Entries taken from a collection:

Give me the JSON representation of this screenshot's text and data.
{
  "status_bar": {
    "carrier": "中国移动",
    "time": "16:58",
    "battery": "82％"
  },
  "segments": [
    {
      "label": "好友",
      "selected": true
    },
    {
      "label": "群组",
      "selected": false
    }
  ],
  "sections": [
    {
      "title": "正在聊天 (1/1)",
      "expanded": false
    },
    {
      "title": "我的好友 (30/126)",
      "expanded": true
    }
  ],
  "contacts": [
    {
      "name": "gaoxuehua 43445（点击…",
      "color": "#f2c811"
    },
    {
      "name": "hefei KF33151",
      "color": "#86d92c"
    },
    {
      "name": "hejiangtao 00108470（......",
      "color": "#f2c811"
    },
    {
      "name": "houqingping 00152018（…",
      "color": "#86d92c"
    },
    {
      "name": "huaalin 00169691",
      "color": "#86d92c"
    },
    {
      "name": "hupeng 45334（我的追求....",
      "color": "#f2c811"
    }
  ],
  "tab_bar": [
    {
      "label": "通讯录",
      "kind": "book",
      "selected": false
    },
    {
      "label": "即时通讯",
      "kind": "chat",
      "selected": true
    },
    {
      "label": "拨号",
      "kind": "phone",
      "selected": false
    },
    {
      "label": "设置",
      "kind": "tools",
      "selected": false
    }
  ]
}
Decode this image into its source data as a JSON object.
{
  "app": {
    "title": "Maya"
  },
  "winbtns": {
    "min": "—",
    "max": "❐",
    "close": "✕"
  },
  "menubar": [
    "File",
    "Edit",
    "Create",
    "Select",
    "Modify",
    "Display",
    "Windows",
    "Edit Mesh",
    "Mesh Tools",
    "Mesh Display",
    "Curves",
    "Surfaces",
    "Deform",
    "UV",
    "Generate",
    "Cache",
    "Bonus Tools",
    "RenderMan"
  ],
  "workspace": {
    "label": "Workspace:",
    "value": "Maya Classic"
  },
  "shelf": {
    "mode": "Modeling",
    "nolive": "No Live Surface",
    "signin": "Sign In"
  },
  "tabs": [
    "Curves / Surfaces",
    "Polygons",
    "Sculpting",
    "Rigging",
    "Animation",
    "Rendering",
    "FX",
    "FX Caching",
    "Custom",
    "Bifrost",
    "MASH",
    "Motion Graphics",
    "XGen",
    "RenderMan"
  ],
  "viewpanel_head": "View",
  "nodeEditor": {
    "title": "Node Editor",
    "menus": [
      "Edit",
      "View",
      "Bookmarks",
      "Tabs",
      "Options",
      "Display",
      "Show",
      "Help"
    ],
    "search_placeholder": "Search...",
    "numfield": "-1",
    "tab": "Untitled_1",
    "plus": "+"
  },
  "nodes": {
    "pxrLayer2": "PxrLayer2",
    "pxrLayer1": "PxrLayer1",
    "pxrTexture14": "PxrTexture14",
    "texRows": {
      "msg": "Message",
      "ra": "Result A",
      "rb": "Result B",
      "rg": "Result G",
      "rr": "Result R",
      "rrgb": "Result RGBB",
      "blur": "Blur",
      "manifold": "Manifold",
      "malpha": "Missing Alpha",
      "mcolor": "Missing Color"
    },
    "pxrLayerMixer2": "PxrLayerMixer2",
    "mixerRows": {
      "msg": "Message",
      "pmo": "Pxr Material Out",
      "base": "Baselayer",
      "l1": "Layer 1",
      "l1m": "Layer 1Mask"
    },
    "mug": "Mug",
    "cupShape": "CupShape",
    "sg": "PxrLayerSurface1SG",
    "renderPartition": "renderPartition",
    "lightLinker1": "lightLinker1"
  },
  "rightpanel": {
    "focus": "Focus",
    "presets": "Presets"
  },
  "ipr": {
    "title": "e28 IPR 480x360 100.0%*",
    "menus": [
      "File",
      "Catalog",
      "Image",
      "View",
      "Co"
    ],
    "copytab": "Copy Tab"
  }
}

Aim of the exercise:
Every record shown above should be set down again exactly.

Answer to the exercise:
Give me the JSON representation of this screenshot's text and data.
{
  "status_bar": {
    "carrier": "中国移动",
    "time": "16:58",
    "battery": "82％"
  },
  "segments": [
    {
      "label": "好友",
      "selected": true
    },
    {
      "label": "群组",
      "selected": false
    }
  ],
  "sections": [
    {
      "title": "正在聊天 (1/1)",
      "expanded": false
    },
    {
      "title": "我的好友 (30/126)",
      "expanded": true
    }
  ],
  "contacts": [
    {
      "name": "gaoxuehua 43445（点击…",
      "color": "#f2c811"
    },
    {
      "name": "hefei KF33151",
      "color": "#86d92c"
    },
    {
      "name": "hejiangtao 00108470（......",
      "color": "#f2c811"
    },
    {
      "name": "houqingping 00152018（…",
      "color": "#86d92c"
    },
    {
      "name": "huaalin 00169691",
      "color": "#86d92c"
    },
    {
      "name": "hupeng 45334（我的追求....",
      "color": "#f2c811"
    }
  ],
  "tab_bar": [
    {
      "label": "通讯录",
      "kind": "book",
      "selected": false
    },
    {
      "label": "即时通讯",
      "kind": "chat",
      "selected": true
    },
    {
      "label": "拨号",
      "kind": "phone",
      "selected": false
    },
    {
      "label": "设置",
      "kind": "tools",
      "selected": false
    }
  ]
}
Decode this image into its source data as a JSON object.
{
  "app": {
    "title": "Maya"
  },
  "winbtns": {
    "min": "—",
    "max": "❐",
    "close": "✕"
  },
  "menubar": [
    "File",
    "Edit",
    "Create",
    "Select",
    "Modify",
    "Display",
    "Windows",
    "Edit Mesh",
    "Mesh Tools",
    "Mesh Display",
    "Curves",
    "Surfaces",
    "Deform",
    "UV",
    "Generate",
    "Cache",
    "Bonus Tools",
    "RenderMan"
  ],
  "workspace": {
    "label": "Workspace:",
    "value": "Maya Classic"
  },
  "shelf": {
    "mode": "Modeling",
    "nolive": "No Live Surface",
    "signin": "Sign In"
  },
  "tabs": [
    "Curves / Surfaces",
    "Polygons",
    "Sculpting",
    "Rigging",
    "Animation",
    "Rendering",
    "FX",
    "FX Caching",
    "Custom",
    "Bifrost",
    "MASH",
    "Motion Graphics",
    "XGen",
    "RenderMan"
  ],
  "viewpanel_head": "View",
  "nodeEditor": {
    "title": "Node Editor",
    "menus": [
      "Edit",
      "View",
      "Bookmarks",
      "Tabs",
      "Options",
      "Display",
      "Show",
      "Help"
    ],
    "search_placeholder": "Search...",
    "numfield": "-1",
    "tab": "Untitled_1",
    "plus": "+"
  },
  "nodes": {
    "pxrLayer2": "PxrLayer2",
    "pxrLayer1": "PxrLayer1",
    "pxrTexture14": "PxrTexture14",
    "texRows": {
      "msg": "Message",
      "ra": "Result A",
      "rb": "Result B",
      "rg": "Result G",
      "rr": "Result R",
      "rrgb": "Result RGBB",
      "blur": "Blur",
      "manifold": "Manifold",
      "malpha": "Missing Alpha",
      "mcolor": "Missing Color"
    },
    "pxrLayerMixer2": "PxrLayerMixer2",
    "mixerRows": {
      "msg": "Message",
      "pmo": "Pxr Material Out",
      "base": "Baselayer",
      "l1": "Layer 1",
      "l1m": "Layer 1Mask"
    },
    "mug": "Mug",
    "cupShape": "CupShape",
    "sg": "PxrLayerSurface1SG",
    "renderPartition": "renderPartition",
    "lightLinker1": "lightLinker1"
  },
  "rightpanel": {
    "focus": "Focus",
    "presets": "Presets"
  },
  "ipr": {
    "title": "e28 IPR 480x360 100.0%*",
    "menus": [
      "File",
      "Catalog",
      "Image",
      "View",
      "Co"
    ],
    "copytab": "Copy Tab"
  }
}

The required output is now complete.